Items from an interface collection:

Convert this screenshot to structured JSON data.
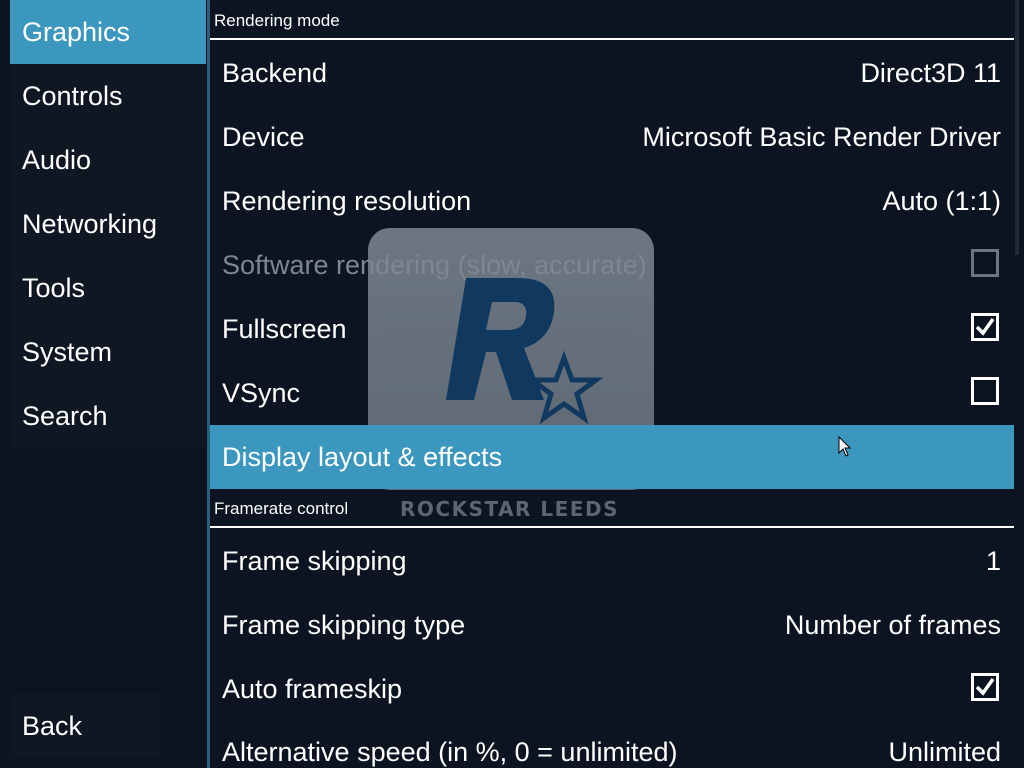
{
  "watermark": {
    "logo_letter": "R",
    "text": "ROCKSTAR LEEDS"
  },
  "sidebar": {
    "items": [
      {
        "label": "Graphics",
        "active": true
      },
      {
        "label": "Controls"
      },
      {
        "label": "Audio"
      },
      {
        "label": "Networking"
      },
      {
        "label": "Tools"
      },
      {
        "label": "System"
      },
      {
        "label": "Search"
      }
    ],
    "back_label": "Back"
  },
  "sections": {
    "rendering": {
      "title": "Rendering mode",
      "rows": {
        "backend": {
          "label": "Backend",
          "value": "Direct3D 11"
        },
        "device": {
          "label": "Device",
          "value": "Microsoft Basic Render Driver"
        },
        "resolution": {
          "label": "Rendering resolution",
          "value": "Auto (1:1)"
        },
        "software": {
          "label": "Software rendering (slow, accurate)",
          "checked": false,
          "disabled": true
        },
        "fullscreen": {
          "label": "Fullscreen",
          "checked": true
        },
        "vsync": {
          "label": "VSync",
          "checked": false
        },
        "display": {
          "label": "Display layout & effects"
        }
      }
    },
    "framerate": {
      "title": "Framerate control",
      "rows": {
        "frameskip": {
          "label": "Frame skipping",
          "value": "1"
        },
        "frameskip_type": {
          "label": "Frame skipping type",
          "value": "Number of frames"
        },
        "auto_frameskip": {
          "label": "Auto frameskip",
          "checked": true
        },
        "alt_speed": {
          "label": "Alternative speed (in %, 0 = unlimited)",
          "value": "Unlimited"
        }
      }
    }
  },
  "colors": {
    "accent": "#3b97be",
    "background": "#0b1420",
    "disabled_text": "#7d8790"
  }
}
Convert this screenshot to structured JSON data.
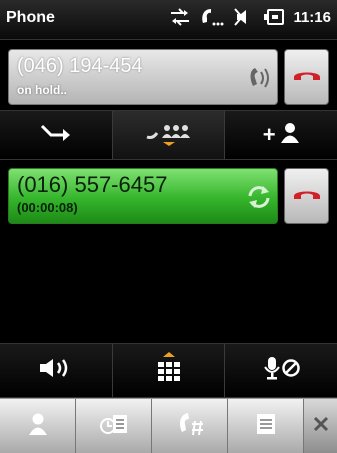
{
  "status_bar": {
    "app_title": "Phone",
    "time": "11:16",
    "icons": [
      "data-sync-icon",
      "call-in-progress-icon",
      "speaker-muted-icon",
      "battery-charging-icon"
    ]
  },
  "held_call": {
    "number": "(046) 194-454",
    "status": "on hold..",
    "icon": "phone-hold-icon"
  },
  "call_actions": [
    {
      "name": "transfer",
      "icon": "transfer-arrow-icon"
    },
    {
      "name": "conference",
      "icon": "conference-icon",
      "selected": true
    },
    {
      "name": "add-call",
      "icon": "add-contact-icon",
      "label": "+"
    }
  ],
  "active_call": {
    "number": "(016) 557-6457",
    "duration": "(00:00:08)",
    "icon": "swap-call-icon"
  },
  "audio_controls": [
    {
      "name": "speakerphone",
      "icon": "speaker-icon"
    },
    {
      "name": "keypad",
      "icon": "keypad-icon"
    },
    {
      "name": "mute",
      "icon": "mute-mic-icon"
    }
  ],
  "soft_keys": [
    {
      "name": "contacts",
      "icon": "contact-icon"
    },
    {
      "name": "call-history",
      "icon": "call-history-icon"
    },
    {
      "name": "dial-pad",
      "icon": "dial-pad-icon"
    },
    {
      "name": "menu",
      "icon": "menu-icon"
    }
  ],
  "colors": {
    "active_call": "#35b52c",
    "end_call": "#d0202a",
    "accent_arrow": "#f0a020"
  }
}
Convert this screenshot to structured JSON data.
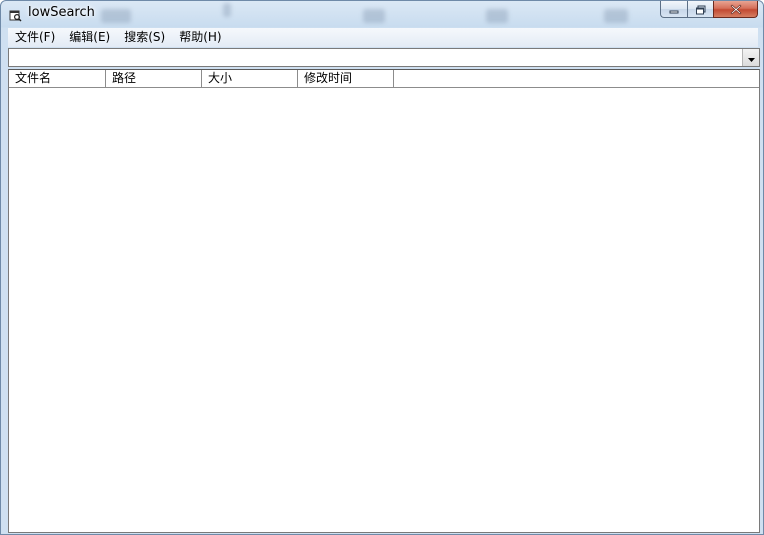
{
  "window": {
    "title": "lowSearch",
    "icon": "search-app-icon"
  },
  "caption": {
    "minimize_icon": "minimize-icon",
    "maximize_icon": "restore-icon",
    "close_icon": "close-icon"
  },
  "menu": {
    "items": [
      {
        "label": "文件(F)"
      },
      {
        "label": "编辑(E)"
      },
      {
        "label": "搜索(S)"
      },
      {
        "label": "帮助(H)"
      }
    ]
  },
  "search": {
    "value": "",
    "dropdown_icon": "chevron-down-icon"
  },
  "table": {
    "columns": [
      {
        "label": "文件名"
      },
      {
        "label": "路径"
      },
      {
        "label": "大小"
      },
      {
        "label": "修改时间"
      }
    ],
    "rows": []
  },
  "colors": {
    "titlebar": "#c8dcef",
    "close_button": "#c24a33",
    "window_border": "#6f8aa8"
  }
}
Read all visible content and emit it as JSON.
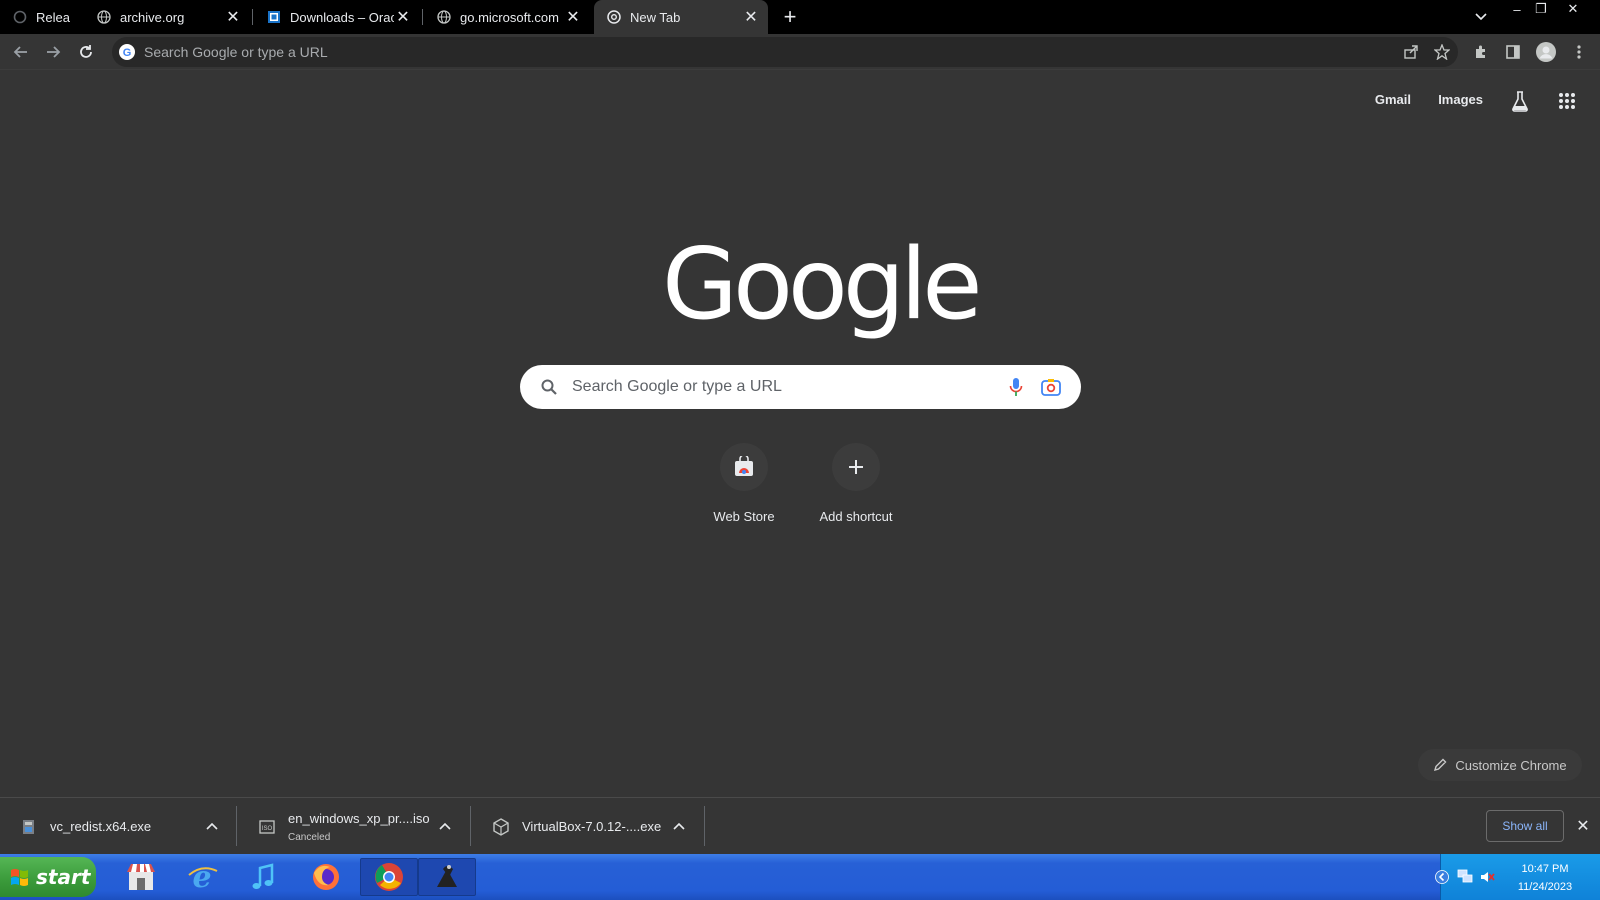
{
  "tabs": [
    {
      "title": "Relea",
      "active": false
    },
    {
      "title": "archive.org",
      "active": false
    },
    {
      "title": "Downloads – Oracle",
      "active": false
    },
    {
      "title": "go.microsoft.com",
      "active": false
    },
    {
      "title": "New Tab",
      "active": true
    }
  ],
  "omnibox": {
    "placeholder": "Search Google or type a URL"
  },
  "top_links": {
    "gmail": "Gmail",
    "images": "Images"
  },
  "logo_text": "Google",
  "search": {
    "placeholder": "Search Google or type a URL"
  },
  "shortcuts": [
    {
      "label": "Web Store"
    },
    {
      "label": "Add shortcut"
    }
  ],
  "customize_label": "Customize Chrome",
  "downloads": [
    {
      "name": "vc_redist.x64.exe",
      "status": ""
    },
    {
      "name": "en_windows_xp_pr....iso",
      "status": "Canceled"
    },
    {
      "name": "VirtualBox-7.0.12-....exe",
      "status": ""
    }
  ],
  "show_all_label": "Show all",
  "taskbar": {
    "start_label": "start",
    "apps": [
      "store-icon",
      "internet-explorer-icon",
      "itunes-icon",
      "firefox-icon",
      "chrome-icon",
      "app-icon"
    ]
  },
  "clock": {
    "time": "10:47 PM",
    "date": "11/24/2023"
  },
  "colors": {
    "accent": "#8ab4f8",
    "background": "#353535",
    "taskbar": "#245dd6",
    "start": "#3a9a3a"
  }
}
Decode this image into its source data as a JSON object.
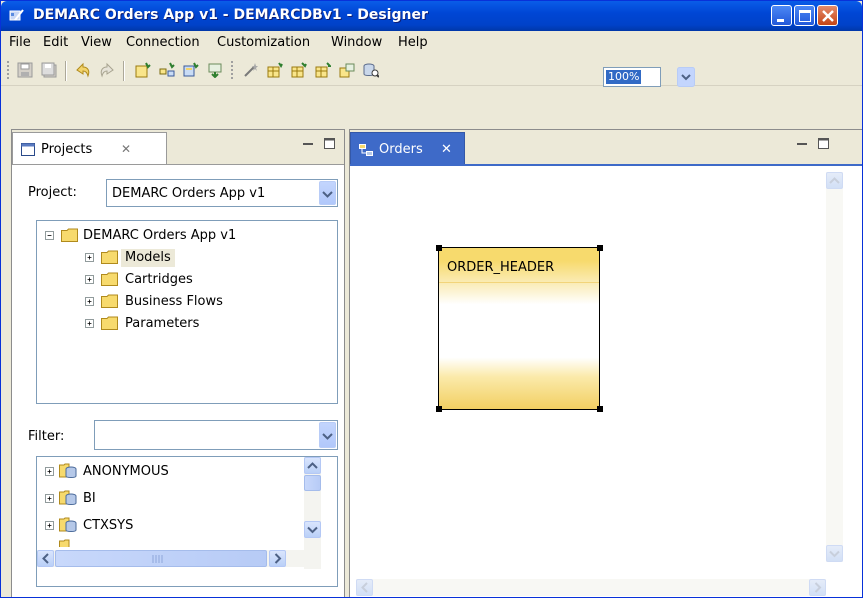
{
  "window": {
    "title": "DEMARC Orders App v1 - DEMARCDBv1 - Designer",
    "controls": {
      "minimize": "minimize",
      "maximize": "maximize",
      "close": "close"
    }
  },
  "menu": {
    "items": [
      "File",
      "Edit",
      "View",
      "Connection",
      "Customization",
      "Window",
      "Help"
    ]
  },
  "toolbar": {
    "zoom": "100%",
    "icons": [
      "save-icon",
      "save-all-icon",
      "undo-icon",
      "redo-icon",
      "new-model-icon",
      "new-diagram-icon",
      "new-entity-icon",
      "new-relation-icon",
      "magic-wand-icon",
      "table-add-icon",
      "table-import-icon",
      "table-export-icon",
      "table-link-icon",
      "database-search-icon"
    ]
  },
  "projects_panel": {
    "tab_label": "Projects",
    "tab_close": "✕",
    "project_label": "Project:",
    "project_value": "DEMARC Orders App v1",
    "tree": {
      "root": "DEMARC Orders App v1",
      "children": [
        "Models",
        "Cartridges",
        "Business Flows",
        "Parameters"
      ],
      "selected": "Models"
    },
    "filter_label": "Filter:",
    "filter_value": "",
    "schemas": [
      "ANONYMOUS",
      "BI",
      "CTXSYS"
    ]
  },
  "editor": {
    "tab_label": "Orders",
    "tab_close": "✕",
    "entity": {
      "name": "ORDER_HEADER"
    }
  },
  "colors": {
    "titlebar": "#0046D5",
    "entity_fill": "#F7DA6D",
    "selection": "#316AC5",
    "chrome": "#ECE9D8"
  }
}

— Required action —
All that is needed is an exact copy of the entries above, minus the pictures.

— Exercise answer —
Convert this screenshot to structured JSON data.
{
  "watermark": {
    "logo_letter": "R",
    "text": "ROCKSTAR LEEDS"
  },
  "sidebar": {
    "items": [
      {
        "label": "Graphics",
        "active": true
      },
      {
        "label": "Controls"
      },
      {
        "label": "Audio"
      },
      {
        "label": "Networking"
      },
      {
        "label": "Tools"
      },
      {
        "label": "System"
      },
      {
        "label": "Search"
      }
    ],
    "back_label": "Back"
  },
  "sections": {
    "rendering": {
      "title": "Rendering mode",
      "rows": {
        "backend": {
          "label": "Backend",
          "value": "Direct3D 11"
        },
        "device": {
          "label": "Device",
          "value": "Microsoft Basic Render Driver"
        },
        "resolution": {
          "label": "Rendering resolution",
          "value": "Auto (1:1)"
        },
        "software": {
          "label": "Software rendering (slow, accurate)",
          "checked": false,
          "disabled": true
        },
        "fullscreen": {
          "label": "Fullscreen",
          "checked": true
        },
        "vsync": {
          "label": "VSync",
          "checked": false
        },
        "display": {
          "label": "Display layout & effects"
        }
      }
    },
    "framerate": {
      "title": "Framerate control",
      "rows": {
        "frameskip": {
          "label": "Frame skipping",
          "value": "1"
        },
        "frameskip_type": {
          "label": "Frame skipping type",
          "value": "Number of frames"
        },
        "auto_frameskip": {
          "label": "Auto frameskip",
          "checked": true
        },
        "alt_speed": {
          "label": "Alternative speed (in %, 0 = unlimited)",
          "value": "Unlimited"
        }
      }
    }
  },
  "colors": {
    "accent": "#3b97be",
    "background": "#0b1420",
    "disabled_text": "#7d8790"
  }
}
Convert this screenshot to structured JSON data.
{
  "status_bar": {
    "app_title": "Phone",
    "time": "11:16",
    "icons": [
      "data-sync-icon",
      "call-in-progress-icon",
      "speaker-muted-icon",
      "battery-charging-icon"
    ]
  },
  "held_call": {
    "number": "(046) 194-454",
    "status": "on hold..",
    "icon": "phone-hold-icon"
  },
  "call_actions": [
    {
      "name": "transfer",
      "icon": "transfer-arrow-icon"
    },
    {
      "name": "conference",
      "icon": "conference-icon",
      "selected": true
    },
    {
      "name": "add-call",
      "icon": "add-contact-icon",
      "label": "+"
    }
  ],
  "active_call": {
    "number": "(016) 557-6457",
    "duration": "(00:00:08)",
    "icon": "swap-call-icon"
  },
  "audio_controls": [
    {
      "name": "speakerphone",
      "icon": "speaker-icon"
    },
    {
      "name": "keypad",
      "icon": "keypad-icon"
    },
    {
      "name": "mute",
      "icon": "mute-mic-icon"
    }
  ],
  "soft_keys": [
    {
      "name": "contacts",
      "icon": "contact-icon"
    },
    {
      "name": "call-history",
      "icon": "call-history-icon"
    },
    {
      "name": "dial-pad",
      "icon": "dial-pad-icon"
    },
    {
      "name": "menu",
      "icon": "menu-icon"
    }
  ],
  "colors": {
    "active_call": "#35b52c",
    "end_call": "#d0202a",
    "accent_arrow": "#f0a020"
  }
}
Convert this screenshot to structured JSON data.
{
  "window": {
    "title": "lowSearch",
    "icon": "search-app-icon"
  },
  "caption": {
    "minimize_icon": "minimize-icon",
    "maximize_icon": "restore-icon",
    "close_icon": "close-icon"
  },
  "menu": {
    "items": [
      {
        "label": "文件(F)"
      },
      {
        "label": "编辑(E)"
      },
      {
        "label": "搜索(S)"
      },
      {
        "label": "帮助(H)"
      }
    ]
  },
  "search": {
    "value": "",
    "dropdown_icon": "chevron-down-icon"
  },
  "table": {
    "columns": [
      {
        "label": "文件名"
      },
      {
        "label": "路径"
      },
      {
        "label": "大小"
      },
      {
        "label": "修改时间"
      }
    ],
    "rows": []
  },
  "colors": {
    "titlebar": "#c8dcef",
    "close_button": "#c24a33",
    "window_border": "#6f8aa8"
  }
}
Read all visible content and emit it as JSON.
{
  "tabs": [
    {
      "title": "Relea",
      "active": false
    },
    {
      "title": "archive.org",
      "active": false
    },
    {
      "title": "Downloads – Oracle",
      "active": false
    },
    {
      "title": "go.microsoft.com",
      "active": false
    },
    {
      "title": "New Tab",
      "active": true
    }
  ],
  "omnibox": {
    "placeholder": "Search Google or type a URL"
  },
  "top_links": {
    "gmail": "Gmail",
    "images": "Images"
  },
  "logo_text": "Google",
  "search": {
    "placeholder": "Search Google or type a URL"
  },
  "shortcuts": [
    {
      "label": "Web Store"
    },
    {
      "label": "Add shortcut"
    }
  ],
  "customize_label": "Customize Chrome",
  "downloads": [
    {
      "name": "vc_redist.x64.exe",
      "status": ""
    },
    {
      "name": "en_windows_xp_pr....iso",
      "status": "Canceled"
    },
    {
      "name": "VirtualBox-7.0.12-....exe",
      "status": ""
    }
  ],
  "show_all_label": "Show all",
  "taskbar": {
    "start_label": "start",
    "apps": [
      "store-icon",
      "internet-explorer-icon",
      "itunes-icon",
      "firefox-icon",
      "chrome-icon",
      "app-icon"
    ]
  },
  "clock": {
    "time": "10:47 PM",
    "date": "11/24/2023"
  },
  "colors": {
    "accent": "#8ab4f8",
    "background": "#353535",
    "taskbar": "#245dd6",
    "start": "#3a9a3a"
  }
}
Decode this image into its source data as a JSON object.
{
  "window": {
    "title": "DEMARC Orders App v1 - DEMARCDBv1 - Designer",
    "controls": {
      "minimize": "minimize",
      "maximize": "maximize",
      "close": "close"
    }
  },
  "menu": {
    "items": [
      "File",
      "Edit",
      "View",
      "Connection",
      "Customization",
      "Window",
      "Help"
    ]
  },
  "toolbar": {
    "zoom": "100%",
    "icons": [
      "save-icon",
      "save-all-icon",
      "undo-icon",
      "redo-icon",
      "new-model-icon",
      "new-diagram-icon",
      "new-entity-icon",
      "new-relation-icon",
      "magic-wand-icon",
      "table-add-icon",
      "table-import-icon",
      "table-export-icon",
      "table-link-icon",
      "database-search-icon"
    ]
  },
  "projects_panel": {
    "tab_label": "Projects",
    "tab_close": "✕",
    "project_label": "Project:",
    "project_value": "DEMARC Orders App v1",
    "tree": {
      "root": "DEMARC Orders App v1",
      "children": [
        "Models",
        "Cartridges",
        "Business Flows",
        "Parameters"
      ],
      "selected": "Models"
    },
    "filter_label": "Filter:",
    "filter_value": "",
    "schemas": [
      "ANONYMOUS",
      "BI",
      "CTXSYS"
    ]
  },
  "editor": {
    "tab_label": "Orders",
    "tab_close": "✕",
    "entity": {
      "name": "ORDER_HEADER"
    }
  },
  "colors": {
    "titlebar": "#0046D5",
    "entity_fill": "#F7DA6D",
    "selection": "#316AC5",
    "chrome": "#ECE9D8"
  }
}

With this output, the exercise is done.